He found New Zealand and he did not discover the Cook Straight which divides the islands, he thought it was a long inlet.  But then he thought that he was on the west coast of South America.  Remember that the charts were not very accurate in those days.  Also, they were under constant attack by the Maori on the coast of New Zealand, and had to use their cannon more than once to defend themselves.

The East India Company were not interested in maps.  They were looking for trade goods to bring back to Europe or areas to exploit and colonize.  They were disappointed because he found neither.  Had the weather been more favourable Tasman might have stumbled upon Botany Bay 100 years before Cook.

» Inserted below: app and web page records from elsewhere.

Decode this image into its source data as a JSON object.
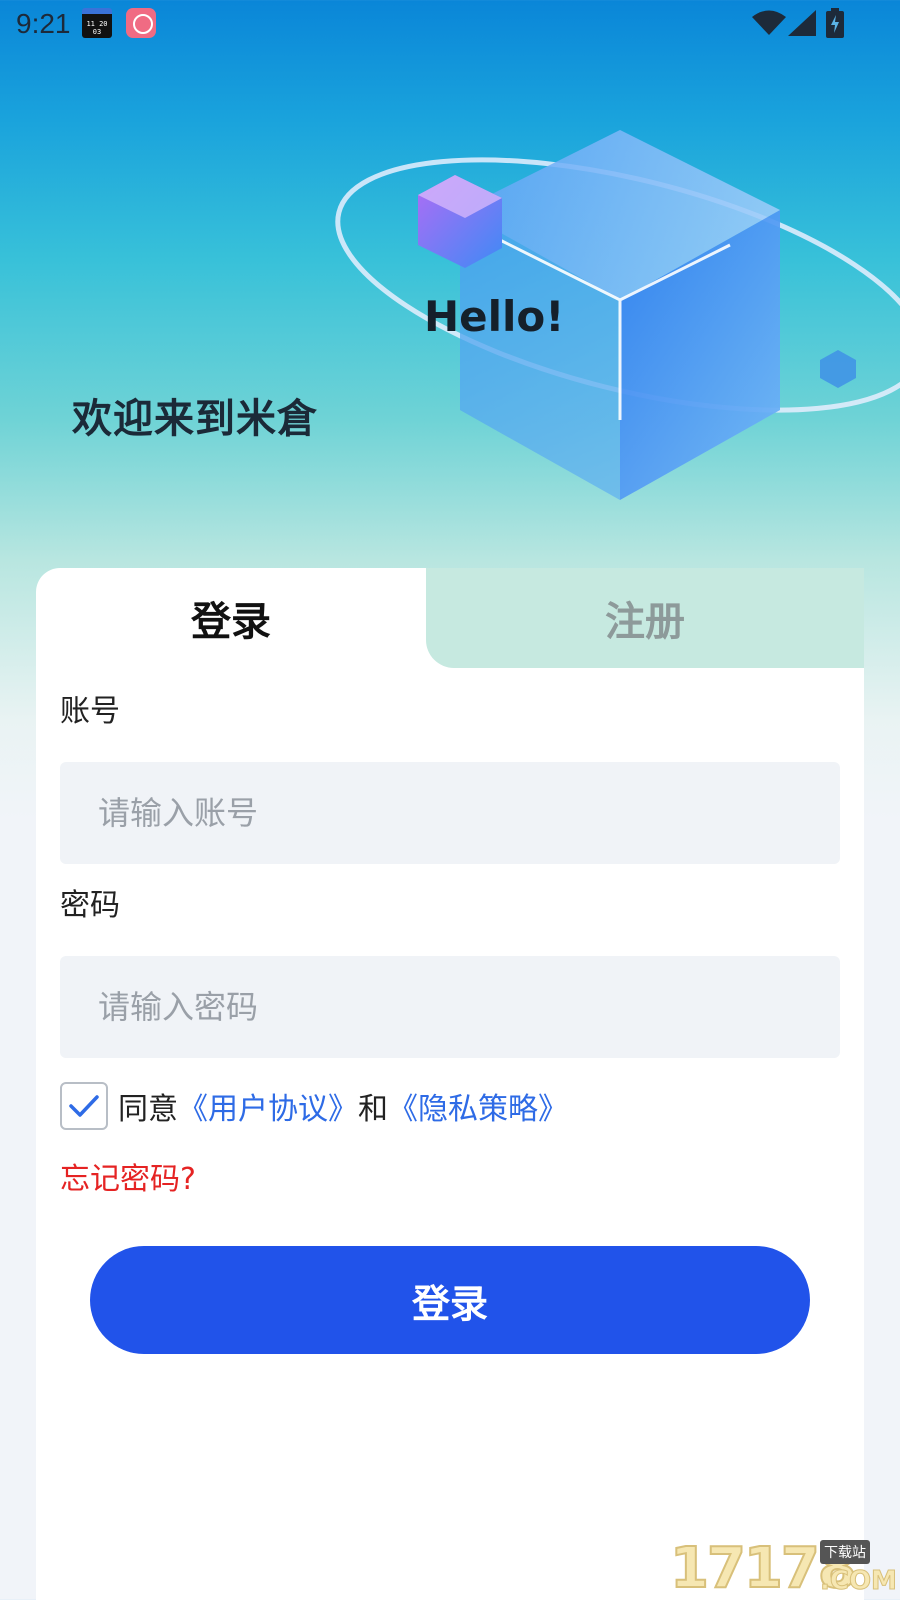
{
  "status_bar": {
    "time": "9:21",
    "app1_mini_text": "11 20 03"
  },
  "hero": {
    "hello": "Hello!",
    "welcome": "欢迎来到米倉"
  },
  "tabs": {
    "login_label": "登录",
    "register_label": "注册",
    "active": "login"
  },
  "form": {
    "account_label": "账号",
    "account_placeholder": "请输入账号",
    "account_value": "",
    "password_label": "密码",
    "password_placeholder": "请输入密码",
    "password_value": "",
    "agree_checked": true,
    "agree_prefix": "同意",
    "user_agreement_link": "《用户协议》",
    "agree_and": "和",
    "privacy_policy_link": "《隐私策略》",
    "forgot_password": "忘记密码?",
    "submit_label": "登录"
  },
  "watermark": {
    "digits": "17178",
    "tag": "下载站",
    "suffix": ".COM"
  },
  "colors": {
    "primary_button": "#2153ea",
    "link": "#2e6be6",
    "forgot": "#e52323",
    "input_bg": "#f0f3f7",
    "inactive_tab_bg": "#c6e9e0"
  }
}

It is easy to criticize the failings of past explorers when we have the complete map in front of us.  But given the Charts and directions that were available to Tasman would we do any better?  He had no way to calculate longitude, only dead reckoning.  And yet he rounded the Australian continent on his first voyage and found his way safely home.  On his second voyage he confirmed the existence of the fabled ‘Terra incognita australis’ and mapped most of its north coastline.  He filled in a lot of knowledge gaps and gave subsequent explorers a far better idea of where to look.

Discovery of the New World: By Carter Revard

The creatures that we met this morning
marveled at our green skins
and scarlet eyes.
They lack antennae
and can’t be made to grasp
your proclamation that they are
our lawful food and prey and slaves,
nor can they seem to learn
their body-space is needed to materialize
our oxygen absorbers –
which they conceive are breathing
and thinking creatures whom they implore
at first as angels or (later) as devils
when they are being snuffed out
by an absorber swelling
into their space.
Their history bled from one this morning
while we were tasting his brain
in holographic rainbows
which we assembled into quite an interesting
set of legends –
that’s all it came to, though
the colors were quite lovely before we
poured them into our time;
the blue shift bleached away
meaningless circumstance and they would not fit
any of our truth-matrices –
there was, however,
a curious visual echo in their history
of our own coming to their earth;
a certain General Sherman
had said concerning a group of them
exactly what we were saying to you
about these creatures:
it is our destiny to asterize this planet,
and they will not be asterized,
so they must be wiped out.
We need their space and oxygen
which they do not know how to use,
yet they will not give up their gas unforced,
and we feel sure,
whatever our “agreements” made this morning,
we’ll have to kill them all:
the more we cook this orbit,
the fewer next time around.
We’ve finished burning all their crops
and killed their cattle.
They’ll have to come into our pens
and then we’ll get to study
the way our heart attacks and cancers spread among them,
since they seem not immune to these.
If we didn’t have this mission it might be sad
to see such helpless creatures die,
but never fear,
the riches of this place are ours
and worth whatever pain others may have to feel.
We’ll soon have it cleared
as in fact it is already, at the poles.
Then we will be safe, and rich, and happy here forever.